We can use differentiation to find the rate of change which has useful applications in economics. For example to find something that is marginal (one more) we can differentiate. If you are not familiar with differentiating please see this lesson here.

So to find the marginal cost when total cost = 6q2 + 7q + 5 we would differentiate to find dTC/dq = 12q + 7, therefore MC = 12q + 7. If asked to find the marginal cost when quantity = 5, then we would differentiate the total costs and substitute q = 5.
This is the same as if we wanted to find marginal profit or marginal revenue.

Total Revenue = Price*Quantity
For example, find the total revenue when p=200-2q and q=2. P=196, Q=2, therefore TR = 196*2 = 392.

We know that profit maximisation occurs when the different between total revenue and total costs is at its greatest. This is the same as the output level when marginal cost equals marginal revenue (MR=MC).
If given marginal revenue and marginal cost to find maximum profit (denoted by ∏) we would set them equal.

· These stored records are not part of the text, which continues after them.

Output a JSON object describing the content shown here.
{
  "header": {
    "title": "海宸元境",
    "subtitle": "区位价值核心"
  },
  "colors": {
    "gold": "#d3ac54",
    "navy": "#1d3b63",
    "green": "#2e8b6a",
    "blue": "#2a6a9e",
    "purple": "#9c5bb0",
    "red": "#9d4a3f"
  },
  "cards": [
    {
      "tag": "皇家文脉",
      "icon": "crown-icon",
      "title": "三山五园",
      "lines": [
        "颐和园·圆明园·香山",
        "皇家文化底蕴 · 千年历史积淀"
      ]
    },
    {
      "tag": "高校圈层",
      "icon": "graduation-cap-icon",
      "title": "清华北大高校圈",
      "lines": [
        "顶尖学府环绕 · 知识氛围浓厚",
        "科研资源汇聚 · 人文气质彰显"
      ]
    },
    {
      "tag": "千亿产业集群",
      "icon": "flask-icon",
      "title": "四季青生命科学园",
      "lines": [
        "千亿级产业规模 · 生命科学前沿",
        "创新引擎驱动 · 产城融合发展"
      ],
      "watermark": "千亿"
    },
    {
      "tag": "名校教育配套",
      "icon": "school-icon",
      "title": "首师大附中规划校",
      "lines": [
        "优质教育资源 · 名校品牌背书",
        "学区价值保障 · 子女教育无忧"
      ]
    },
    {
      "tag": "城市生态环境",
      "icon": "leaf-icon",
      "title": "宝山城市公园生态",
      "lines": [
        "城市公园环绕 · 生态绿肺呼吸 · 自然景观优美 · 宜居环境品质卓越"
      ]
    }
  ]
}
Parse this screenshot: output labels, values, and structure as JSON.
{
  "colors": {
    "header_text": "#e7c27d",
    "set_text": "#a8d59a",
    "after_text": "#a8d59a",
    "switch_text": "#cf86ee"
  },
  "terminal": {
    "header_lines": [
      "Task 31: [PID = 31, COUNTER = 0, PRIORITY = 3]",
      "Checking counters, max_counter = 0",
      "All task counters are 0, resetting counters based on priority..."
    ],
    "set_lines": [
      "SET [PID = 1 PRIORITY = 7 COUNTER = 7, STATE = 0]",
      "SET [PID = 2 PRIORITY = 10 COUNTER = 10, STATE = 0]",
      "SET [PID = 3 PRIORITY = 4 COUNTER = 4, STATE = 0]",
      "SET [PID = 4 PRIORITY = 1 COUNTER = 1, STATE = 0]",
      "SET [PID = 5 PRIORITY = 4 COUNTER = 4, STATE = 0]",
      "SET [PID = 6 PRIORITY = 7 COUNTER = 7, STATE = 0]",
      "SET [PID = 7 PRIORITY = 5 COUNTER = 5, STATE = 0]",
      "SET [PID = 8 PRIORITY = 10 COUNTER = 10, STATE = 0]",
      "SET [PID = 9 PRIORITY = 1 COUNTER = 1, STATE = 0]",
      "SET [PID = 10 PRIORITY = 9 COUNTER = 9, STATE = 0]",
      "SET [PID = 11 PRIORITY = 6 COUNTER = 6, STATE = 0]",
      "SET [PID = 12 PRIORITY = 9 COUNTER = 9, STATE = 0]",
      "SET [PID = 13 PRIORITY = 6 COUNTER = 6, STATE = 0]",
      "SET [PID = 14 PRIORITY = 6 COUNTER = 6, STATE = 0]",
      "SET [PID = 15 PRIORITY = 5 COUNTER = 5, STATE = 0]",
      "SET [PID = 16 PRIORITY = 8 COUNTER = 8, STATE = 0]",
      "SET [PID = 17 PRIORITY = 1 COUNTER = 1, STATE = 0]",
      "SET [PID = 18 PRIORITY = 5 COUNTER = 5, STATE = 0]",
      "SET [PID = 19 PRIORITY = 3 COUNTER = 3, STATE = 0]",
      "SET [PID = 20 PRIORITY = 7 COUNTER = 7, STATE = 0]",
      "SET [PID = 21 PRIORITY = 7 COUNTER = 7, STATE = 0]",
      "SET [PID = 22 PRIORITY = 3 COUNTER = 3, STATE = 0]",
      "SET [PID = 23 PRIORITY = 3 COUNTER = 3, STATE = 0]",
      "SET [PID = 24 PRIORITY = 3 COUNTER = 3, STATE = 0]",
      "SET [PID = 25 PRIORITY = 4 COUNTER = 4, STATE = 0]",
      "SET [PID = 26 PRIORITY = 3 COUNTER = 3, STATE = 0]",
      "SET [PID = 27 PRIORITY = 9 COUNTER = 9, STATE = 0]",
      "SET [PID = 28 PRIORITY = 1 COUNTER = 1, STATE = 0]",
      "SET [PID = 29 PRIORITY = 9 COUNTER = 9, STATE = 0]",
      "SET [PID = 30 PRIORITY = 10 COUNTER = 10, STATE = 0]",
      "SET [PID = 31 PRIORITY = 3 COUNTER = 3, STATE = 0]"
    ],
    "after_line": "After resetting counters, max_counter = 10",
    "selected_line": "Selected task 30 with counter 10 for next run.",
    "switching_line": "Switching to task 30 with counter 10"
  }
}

Example 1
For example MR = 70-10q and MC = 25q, find the maximum profit. 
70-10q = 25q
70 = 35q
Therefore the output level at which profit is maximised is 2. We can calculate the profits at this level by substituting q into ∏=TR-TC.

Example 2
p = 10 - 4q
TC = 15+q2
Calculate the output required to maximise profit and find the profit level at this point.
TR = (10-4q)*q = 10q-4q2
TC = 15+q2
∏= TR-TC = (10q-4q2)-(15+q2) = 10q-15-5q2

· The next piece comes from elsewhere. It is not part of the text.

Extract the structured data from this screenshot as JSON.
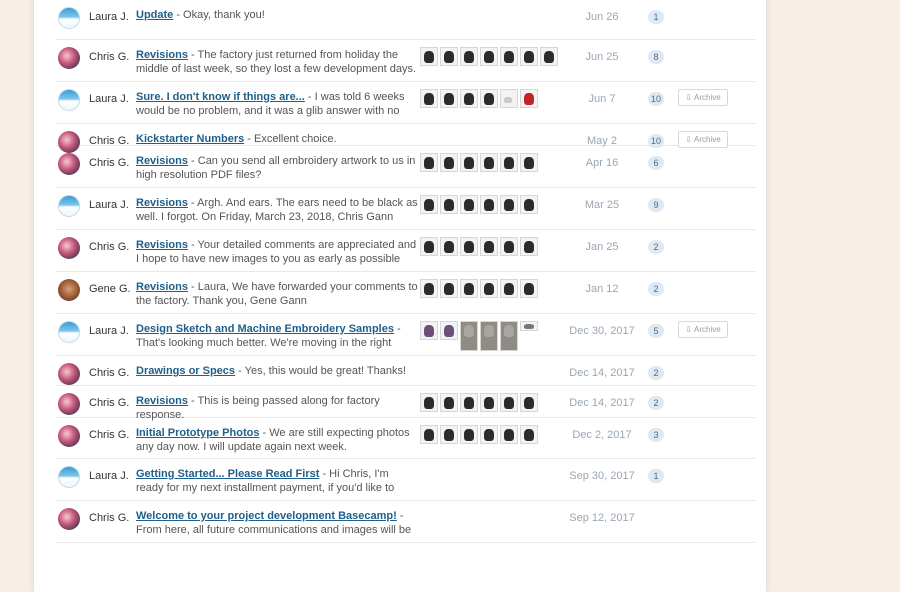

Maximum profit occurs at MR = MC
MR = dTR/dq = 10-8q
MC = dTC/dq = 2q
10-8q = 2q
10 = 10q
q = 1
Therefore profit is maximised at an output level of 1.
To find the profit level at this point we will substitute q=1 back into (10q-15-5q2) which is TR-TC
10-15-5 = -10.
Therefore the maximum profit the firm can make is -10 at an output level of 1. 

NB: As highlighted in this example it is important to remember that a firm doesn't always make a profit even if it is trying to maximise profits, although the profit in the example above is negative, this is the best outcome, if it had produced an output level that wasn't 1 it would have made even less money.

Alternatively firms may not be trying to maximise profit and may instead be trying to maximise total revenue. To calculate the quantity they should produce in this case we would find dTR/dq and set this equal to zero (mathematically we are looking for a turning point, as this would be the maximum or the minimum, we do this by differentiating and setting the differential to 0). We can then re-arrange the equation to calculate q.
We may also be asked to prove that this is a maximum and not a minimum, to do this find the second differential (d2y/dx2) and substitute q in, if the answer is positive then we have a minimum, and if the answer is negative then we have a maximum.

For example, TR=200q-0.5q2 find the output level needed in order to maximise TR and prove that this is a maximum.
dTR/dq = 200-q
200 - q = 0
q = 200
d2TR/dq2 = -1; Negative therefore our point must be a maximum
Hence an output of 200 units should be produced in order to maximise total revenue and we have proven that this will maximise it, and not minimise it!

1. Find an equation for the marginal cost when TC = 4q3 + 7q2 + 2
2. Find the marginal cost when TC = 12q2 + 14q + 2 when q=3
3. Find the marginal revenue when TR = 6q2 + 5 and q=1 and an equation for marginal revenue when TR=6q2 + 5
4. Find the total revenue, in terms of q, when p=6q2 + 9q + 7
5. Find the marginal revenue, in terms of q, when p=5q + 6
6. Calculate the maximum profit and the quantity produced when p = 300-3q and TC = 15+2q2.
7. Find the quantity needed to maximise total revenue when TR = 100q-5q2 and hence prove this is a maximum

Page last updated on 20/10/13